A young woman who underwent a year of treatment for cancer is urging others in the same situation to get checked.
Gemma Wood was diagnosed with cancer of the rectum in November 2011, aged just 26.
She first saw her GP in January 2011, saying that she was bleeding every time she went to the toilet, and was suffering with indigestion. At the first appointment, Gemma said she thought she might have cancer but the doctor said it rarely affected young people.
At three further appoint-ments, she says she was diagnosed with piles and was eventually referred to Peterborough City Hospital for tests after a course of antibiotics didn’t help.
Following MRI tests, a CT scan, a biopsy and a flexi sigmoidoscopy, a polyp was found on Gemma’s rectum and she was told on November 15 that it was cancerous.
Doctors were concerned the grape-sized tumour was starting to grow into her bowel.
That day, she saw an oncologist and was given the opportunity to have her eggs harvested as she was told she could be left infertile. She declined as she didn’t want to delay the cancer treatment.
Gemma, now 27, said: “The day before I was due to get the results I was a nervous wreck and when they told me, it was the worst day of my life. I started shaking and then I got really angry.”
Gemma, a catering manager at Rutland Water Golf Course, underwent four cycles of chemotherapy over three months. Side effects included including pins and needles, weight loss and feeling tired and cold.
She then had a five-week course of radiotherapy and by the time she had an operation to remove the tumour on July 19, it had shrunk to the size of a mouth ulcer.
Gemma had two further courses of chemotherapy before being given the all clear on December 20. She will have tests every six months for two years and will be monitored for the rest of her life.
Throughout it all, she has been supported by her parents Debbie and Andy Wood and younger brother Ryan, 24.
Despite the treatment having left her infertile and needing an ileostomy bag, Gemma said she felt lucky.
She said: “Getting the all clear was a really weird feeling and I still feel emotional whenever I think about it and wonder why it happened to me.
“It was like I was removed from my life for a whole year and it is taking me a bit of time to get used to not having hospital appointments all the time. But I’ve got a different perspective on life now.
“I used to worry about little things and now I know how important friends and family are. The things that really matter are being happy and healthy.”
Gemma, of Pinfold Close, South Luffenham, has shared her story to raise awareness that cancer can strike anyone.
A new report by Bowel Cancer UK found 42 per cent of women saw their GP more than five times before being referred to a specialist or were diagnosed as an emergency before being referred.
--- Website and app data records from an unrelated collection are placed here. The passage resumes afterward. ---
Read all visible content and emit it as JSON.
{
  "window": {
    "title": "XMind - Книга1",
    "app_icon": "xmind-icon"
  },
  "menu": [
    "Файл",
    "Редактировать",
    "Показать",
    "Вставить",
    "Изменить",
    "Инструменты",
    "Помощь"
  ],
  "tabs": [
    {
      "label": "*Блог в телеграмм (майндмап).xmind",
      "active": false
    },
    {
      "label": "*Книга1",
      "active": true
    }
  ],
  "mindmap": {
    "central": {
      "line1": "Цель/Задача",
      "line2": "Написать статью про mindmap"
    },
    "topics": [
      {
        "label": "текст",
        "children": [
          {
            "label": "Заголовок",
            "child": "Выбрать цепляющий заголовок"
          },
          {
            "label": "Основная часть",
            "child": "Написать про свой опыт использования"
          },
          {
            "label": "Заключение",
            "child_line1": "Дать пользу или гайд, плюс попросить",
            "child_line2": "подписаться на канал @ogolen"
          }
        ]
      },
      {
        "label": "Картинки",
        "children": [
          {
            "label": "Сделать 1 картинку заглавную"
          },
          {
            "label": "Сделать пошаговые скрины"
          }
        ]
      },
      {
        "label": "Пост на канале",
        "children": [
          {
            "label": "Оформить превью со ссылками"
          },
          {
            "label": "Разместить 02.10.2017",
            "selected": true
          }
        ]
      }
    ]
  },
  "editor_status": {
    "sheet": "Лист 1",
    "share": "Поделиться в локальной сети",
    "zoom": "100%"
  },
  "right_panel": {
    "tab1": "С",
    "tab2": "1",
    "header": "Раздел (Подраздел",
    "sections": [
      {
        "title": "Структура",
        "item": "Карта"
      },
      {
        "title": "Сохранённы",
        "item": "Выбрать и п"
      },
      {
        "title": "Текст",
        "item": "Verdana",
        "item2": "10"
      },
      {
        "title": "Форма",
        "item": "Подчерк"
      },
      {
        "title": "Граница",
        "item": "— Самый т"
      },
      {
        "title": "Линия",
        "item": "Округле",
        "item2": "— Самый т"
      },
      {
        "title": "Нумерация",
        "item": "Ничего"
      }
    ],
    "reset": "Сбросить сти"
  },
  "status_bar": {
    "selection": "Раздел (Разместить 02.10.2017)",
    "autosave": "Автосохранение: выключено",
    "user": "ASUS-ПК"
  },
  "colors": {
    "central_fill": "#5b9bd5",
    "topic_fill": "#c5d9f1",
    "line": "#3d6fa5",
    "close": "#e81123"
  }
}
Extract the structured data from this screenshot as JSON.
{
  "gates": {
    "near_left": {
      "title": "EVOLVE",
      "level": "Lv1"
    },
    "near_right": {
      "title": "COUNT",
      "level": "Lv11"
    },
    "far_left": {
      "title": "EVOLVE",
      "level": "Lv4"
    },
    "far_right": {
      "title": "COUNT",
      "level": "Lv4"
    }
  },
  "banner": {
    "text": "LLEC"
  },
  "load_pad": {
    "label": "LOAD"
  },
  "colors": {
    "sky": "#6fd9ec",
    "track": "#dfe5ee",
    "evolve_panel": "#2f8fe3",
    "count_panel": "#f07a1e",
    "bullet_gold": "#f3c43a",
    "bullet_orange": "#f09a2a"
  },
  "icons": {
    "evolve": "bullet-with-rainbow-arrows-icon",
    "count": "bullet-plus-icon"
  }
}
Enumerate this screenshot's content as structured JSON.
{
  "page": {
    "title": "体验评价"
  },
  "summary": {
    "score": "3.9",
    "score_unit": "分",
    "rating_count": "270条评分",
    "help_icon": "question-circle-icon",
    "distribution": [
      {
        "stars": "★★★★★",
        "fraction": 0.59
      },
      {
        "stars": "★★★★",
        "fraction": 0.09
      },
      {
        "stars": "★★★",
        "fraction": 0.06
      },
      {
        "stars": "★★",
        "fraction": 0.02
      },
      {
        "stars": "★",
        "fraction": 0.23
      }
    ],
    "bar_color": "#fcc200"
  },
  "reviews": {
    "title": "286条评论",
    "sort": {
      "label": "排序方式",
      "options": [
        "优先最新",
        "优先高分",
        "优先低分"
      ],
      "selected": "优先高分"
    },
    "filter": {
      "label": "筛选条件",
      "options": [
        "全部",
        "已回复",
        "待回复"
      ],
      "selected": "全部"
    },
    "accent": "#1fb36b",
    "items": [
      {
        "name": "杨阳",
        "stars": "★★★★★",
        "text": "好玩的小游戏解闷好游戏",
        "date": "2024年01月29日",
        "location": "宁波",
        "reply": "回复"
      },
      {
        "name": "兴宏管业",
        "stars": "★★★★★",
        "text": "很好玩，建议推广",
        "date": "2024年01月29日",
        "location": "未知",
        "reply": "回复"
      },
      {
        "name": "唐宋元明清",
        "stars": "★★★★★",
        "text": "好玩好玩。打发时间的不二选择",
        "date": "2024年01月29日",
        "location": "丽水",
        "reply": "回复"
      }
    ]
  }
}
The report also found 25 per cent of people waited more than six months before going to see their GP.
The report was released ahead of Bowel Cancer Awareness Month in April.
Gemma urged people with any concerns to visit their GP and press them for tests.
She said: “It was a bit embarrassing to go to the doctors but if I hadn’t done anything about it, I wouldn’t be here now.”
Gemma has been supported on Twitter and welcomes anyone going through the same thing to follow @Gemlouwoo85.
She took part in Race for Life in Stamford last year, having just finished radiotherapy and raised £2,500. She will take part in this year’s event on June 2.
Gemma is also planning to hold a charity ball in the summer at Rutland Water Golf Course to raise funds for Peterborough City Hospital, where she was treated.
She said her team at the hospital were “amazing”.
Her father Andy is also hosting a charity dinner at North Luffenham Golf Club on June 8, when the meal will be cooked by 2012 MasterChef The Professionals winner Keri Moss. Tickets are £60 each and can be booked by calling 01780 721960. Proceeds will go to Bowel Cancer UK.